NPR's Washington and National news desks have examined the current status of federal taxes and policies for the future, getting beyond the numbers and into real-life impact. Their reports are airing all this week on Morning Edition, All Things Considered, and Weekend Edition Saturday. Listen to the reports you missed and use online resources, including a tax calculator, comparisons of U.S. and foreign corporate taxes, and a summary of changes to the estate tax, all at NPR.org.
 
 
NPR/ProPublica Investigative Report:
No Purple Hearts for Traumatic Brain Injuries
NPR and ProPublicaNPR News continues its Brain Wars coverage of returning American combat soldiers with traumatic brain injuries, examining why the U.S. military fails to give its oldest recognition, the Purple Heart, to soldiers diagnosed with TBI.
 
On Morning Edition today, NPR's Daniel Zwerdling and T. Christian Miller of ProPublica reported that in spite of cognitive, emotional and memory problems experienced by vets with brain injuries, their invisible wounds have kept them from receiving recognition for being wounded in action. Listen to their report and watch a PBS report taken from their research, at NPR.org.
 
This afternoon on All Things Considered, they report on 'the Baghdad five', a group of soldiers who have struggled to get Purple Hearts -- and medical help -- for their brain injuries.
 
 
 
Back by Popular Demand: Three-Minute Fiction
Three-minute fictionThis weekend, All Things Considered weekend host Guy Raz brings back the popular Three-Minute Fiction project for another round, with author Michael Cunningham as the judge. The prompt for this round: listeners' 600-word stories must start with the first line "Some people swore that the house was haunted" and end with the last line "Nothing was ever the same again after that."
 
 
NPR Music's First Listen Extravaganza - 14 Albums!
NPR MusicSept. 14 is one of this year's busiest release dates for new music, the "Super Tuesday" of the music world. NPR Music has chosen 14 new albums to preview before they're released. Hear the newest from Robert Plant, Of Montreal, The Bad Plus, Mavis Staples, Chromeo, and many more. It's a veritable First Listen extravaganza, but it'll only be available until next Tuesday.
 
Congratulations to our winners!

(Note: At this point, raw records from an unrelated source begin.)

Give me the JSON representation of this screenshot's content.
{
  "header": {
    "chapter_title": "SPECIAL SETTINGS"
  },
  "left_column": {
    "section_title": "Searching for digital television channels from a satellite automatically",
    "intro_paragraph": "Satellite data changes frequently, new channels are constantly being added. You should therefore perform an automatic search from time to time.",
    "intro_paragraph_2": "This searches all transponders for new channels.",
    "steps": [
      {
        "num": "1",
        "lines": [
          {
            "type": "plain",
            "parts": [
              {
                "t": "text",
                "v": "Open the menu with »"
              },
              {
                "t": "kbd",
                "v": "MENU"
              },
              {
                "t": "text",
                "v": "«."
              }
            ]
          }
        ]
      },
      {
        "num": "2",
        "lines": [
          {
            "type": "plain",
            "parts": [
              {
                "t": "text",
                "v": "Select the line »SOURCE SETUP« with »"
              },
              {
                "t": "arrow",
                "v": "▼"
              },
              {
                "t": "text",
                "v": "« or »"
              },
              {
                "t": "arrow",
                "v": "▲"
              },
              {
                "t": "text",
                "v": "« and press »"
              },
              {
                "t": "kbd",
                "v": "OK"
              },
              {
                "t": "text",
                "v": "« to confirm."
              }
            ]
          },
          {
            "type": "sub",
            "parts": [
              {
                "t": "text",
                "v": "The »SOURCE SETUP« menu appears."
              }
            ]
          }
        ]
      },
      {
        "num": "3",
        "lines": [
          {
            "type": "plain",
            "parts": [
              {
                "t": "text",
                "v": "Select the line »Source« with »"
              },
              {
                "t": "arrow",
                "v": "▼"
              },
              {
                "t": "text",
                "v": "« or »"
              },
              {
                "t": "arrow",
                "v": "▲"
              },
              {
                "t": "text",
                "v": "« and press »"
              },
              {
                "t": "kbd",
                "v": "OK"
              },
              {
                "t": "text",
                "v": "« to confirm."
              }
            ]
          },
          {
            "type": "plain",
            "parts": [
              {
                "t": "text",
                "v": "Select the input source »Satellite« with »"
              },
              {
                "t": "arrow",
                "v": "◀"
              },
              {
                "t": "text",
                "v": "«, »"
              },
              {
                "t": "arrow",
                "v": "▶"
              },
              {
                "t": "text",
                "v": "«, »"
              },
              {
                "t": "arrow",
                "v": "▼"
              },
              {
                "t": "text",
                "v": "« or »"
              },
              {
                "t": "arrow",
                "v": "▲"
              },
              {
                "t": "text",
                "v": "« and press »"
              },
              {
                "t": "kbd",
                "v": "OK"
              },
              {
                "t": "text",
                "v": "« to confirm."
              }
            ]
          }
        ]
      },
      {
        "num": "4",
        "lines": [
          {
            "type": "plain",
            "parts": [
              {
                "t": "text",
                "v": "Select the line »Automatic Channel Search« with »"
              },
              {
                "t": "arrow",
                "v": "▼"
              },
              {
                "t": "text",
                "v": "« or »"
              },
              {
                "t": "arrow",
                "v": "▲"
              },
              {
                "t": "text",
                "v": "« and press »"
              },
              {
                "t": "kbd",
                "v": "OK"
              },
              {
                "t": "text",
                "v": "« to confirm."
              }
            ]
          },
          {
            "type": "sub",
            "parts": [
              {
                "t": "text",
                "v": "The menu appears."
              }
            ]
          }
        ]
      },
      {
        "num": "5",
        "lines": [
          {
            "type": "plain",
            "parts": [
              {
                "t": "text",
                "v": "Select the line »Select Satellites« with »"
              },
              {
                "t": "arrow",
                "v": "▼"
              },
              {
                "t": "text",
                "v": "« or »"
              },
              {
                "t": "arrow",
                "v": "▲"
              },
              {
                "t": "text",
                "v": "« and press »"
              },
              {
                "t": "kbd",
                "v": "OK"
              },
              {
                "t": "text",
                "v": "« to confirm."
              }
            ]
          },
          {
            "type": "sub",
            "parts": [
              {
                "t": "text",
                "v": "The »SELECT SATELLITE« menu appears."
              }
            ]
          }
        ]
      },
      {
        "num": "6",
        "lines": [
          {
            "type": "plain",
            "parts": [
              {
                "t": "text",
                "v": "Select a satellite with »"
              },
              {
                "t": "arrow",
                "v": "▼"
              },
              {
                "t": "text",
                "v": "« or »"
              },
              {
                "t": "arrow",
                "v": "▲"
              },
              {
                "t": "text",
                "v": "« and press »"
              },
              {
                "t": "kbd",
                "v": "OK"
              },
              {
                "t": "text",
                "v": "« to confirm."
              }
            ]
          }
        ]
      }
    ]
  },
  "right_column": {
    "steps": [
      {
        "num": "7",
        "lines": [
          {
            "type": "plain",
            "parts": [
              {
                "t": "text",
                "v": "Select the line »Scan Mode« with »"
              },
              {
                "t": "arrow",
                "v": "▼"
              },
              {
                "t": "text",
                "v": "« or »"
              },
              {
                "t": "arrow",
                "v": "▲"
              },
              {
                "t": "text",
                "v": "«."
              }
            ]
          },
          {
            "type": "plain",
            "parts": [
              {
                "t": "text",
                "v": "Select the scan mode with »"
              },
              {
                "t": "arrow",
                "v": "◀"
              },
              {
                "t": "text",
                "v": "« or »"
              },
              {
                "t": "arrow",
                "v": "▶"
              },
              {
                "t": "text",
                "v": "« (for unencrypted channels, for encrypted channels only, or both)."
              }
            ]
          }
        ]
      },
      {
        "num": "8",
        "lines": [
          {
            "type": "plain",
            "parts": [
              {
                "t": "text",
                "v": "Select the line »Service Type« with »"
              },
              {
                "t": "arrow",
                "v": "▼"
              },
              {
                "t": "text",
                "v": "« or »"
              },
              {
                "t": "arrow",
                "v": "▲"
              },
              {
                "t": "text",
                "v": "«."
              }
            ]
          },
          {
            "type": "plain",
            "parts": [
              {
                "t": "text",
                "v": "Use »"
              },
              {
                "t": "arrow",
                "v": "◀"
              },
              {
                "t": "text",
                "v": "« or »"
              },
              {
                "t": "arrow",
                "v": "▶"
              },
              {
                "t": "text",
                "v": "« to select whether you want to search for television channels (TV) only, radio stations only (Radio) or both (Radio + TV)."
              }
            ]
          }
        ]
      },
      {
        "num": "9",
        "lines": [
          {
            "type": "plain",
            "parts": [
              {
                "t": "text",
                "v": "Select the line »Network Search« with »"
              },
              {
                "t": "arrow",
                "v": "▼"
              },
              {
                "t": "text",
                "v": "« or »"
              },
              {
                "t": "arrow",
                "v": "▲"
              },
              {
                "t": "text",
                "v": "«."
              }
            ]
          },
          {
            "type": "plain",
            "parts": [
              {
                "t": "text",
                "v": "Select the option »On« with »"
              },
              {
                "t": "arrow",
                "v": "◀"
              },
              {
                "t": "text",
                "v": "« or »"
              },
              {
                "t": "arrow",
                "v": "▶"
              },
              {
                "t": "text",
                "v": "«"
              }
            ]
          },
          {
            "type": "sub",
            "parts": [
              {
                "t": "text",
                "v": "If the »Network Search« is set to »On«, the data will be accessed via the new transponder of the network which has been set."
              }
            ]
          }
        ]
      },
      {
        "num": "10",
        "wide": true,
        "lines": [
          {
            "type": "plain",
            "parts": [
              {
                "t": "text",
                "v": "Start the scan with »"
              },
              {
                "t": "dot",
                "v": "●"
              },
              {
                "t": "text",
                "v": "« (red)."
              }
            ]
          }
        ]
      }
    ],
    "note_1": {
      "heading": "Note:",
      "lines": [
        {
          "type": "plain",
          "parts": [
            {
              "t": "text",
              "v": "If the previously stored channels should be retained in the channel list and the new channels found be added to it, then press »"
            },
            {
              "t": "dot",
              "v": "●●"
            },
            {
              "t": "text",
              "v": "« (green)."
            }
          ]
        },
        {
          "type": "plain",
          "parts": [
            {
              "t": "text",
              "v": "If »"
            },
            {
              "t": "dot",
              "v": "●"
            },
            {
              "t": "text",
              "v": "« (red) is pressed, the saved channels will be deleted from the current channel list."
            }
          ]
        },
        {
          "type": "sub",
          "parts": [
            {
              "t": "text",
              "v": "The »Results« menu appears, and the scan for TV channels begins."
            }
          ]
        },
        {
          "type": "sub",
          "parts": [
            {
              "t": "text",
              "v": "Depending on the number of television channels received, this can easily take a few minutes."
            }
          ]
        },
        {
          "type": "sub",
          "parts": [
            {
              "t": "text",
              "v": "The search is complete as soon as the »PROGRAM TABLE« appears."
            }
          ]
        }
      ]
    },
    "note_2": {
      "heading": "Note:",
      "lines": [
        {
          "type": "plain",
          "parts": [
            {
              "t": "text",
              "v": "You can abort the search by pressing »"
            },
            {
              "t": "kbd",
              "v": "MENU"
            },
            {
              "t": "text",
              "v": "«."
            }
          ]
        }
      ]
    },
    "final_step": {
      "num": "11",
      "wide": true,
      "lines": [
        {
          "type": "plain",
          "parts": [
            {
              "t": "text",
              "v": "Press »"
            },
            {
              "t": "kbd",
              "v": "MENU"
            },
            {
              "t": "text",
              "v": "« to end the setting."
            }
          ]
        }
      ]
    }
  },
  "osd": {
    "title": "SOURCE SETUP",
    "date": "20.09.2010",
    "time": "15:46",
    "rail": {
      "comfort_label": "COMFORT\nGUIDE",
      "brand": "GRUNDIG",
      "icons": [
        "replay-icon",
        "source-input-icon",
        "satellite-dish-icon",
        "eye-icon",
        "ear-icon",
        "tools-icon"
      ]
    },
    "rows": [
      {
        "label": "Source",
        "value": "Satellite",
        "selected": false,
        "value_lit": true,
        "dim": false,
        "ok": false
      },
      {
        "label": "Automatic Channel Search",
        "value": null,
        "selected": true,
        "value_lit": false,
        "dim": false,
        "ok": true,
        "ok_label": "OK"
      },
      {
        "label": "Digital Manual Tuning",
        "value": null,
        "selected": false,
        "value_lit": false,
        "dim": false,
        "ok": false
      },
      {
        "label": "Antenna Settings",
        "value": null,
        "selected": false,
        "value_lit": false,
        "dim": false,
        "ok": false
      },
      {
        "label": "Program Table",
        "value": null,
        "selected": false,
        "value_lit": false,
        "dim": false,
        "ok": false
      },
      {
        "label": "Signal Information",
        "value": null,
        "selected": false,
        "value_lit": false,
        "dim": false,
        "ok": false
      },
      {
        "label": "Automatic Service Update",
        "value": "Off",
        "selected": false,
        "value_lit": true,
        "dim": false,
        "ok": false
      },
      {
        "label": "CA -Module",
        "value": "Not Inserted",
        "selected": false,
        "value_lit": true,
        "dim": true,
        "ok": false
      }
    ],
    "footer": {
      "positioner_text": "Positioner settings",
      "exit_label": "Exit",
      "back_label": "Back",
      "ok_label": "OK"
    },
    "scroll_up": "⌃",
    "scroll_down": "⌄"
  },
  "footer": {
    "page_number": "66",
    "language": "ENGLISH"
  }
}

KGOU gave away some free passes to the 20th Annual Oklahoma Blues Festival in Rentiesville over the Labor Day weekend. Congratulations to our winners: William and Yvonne!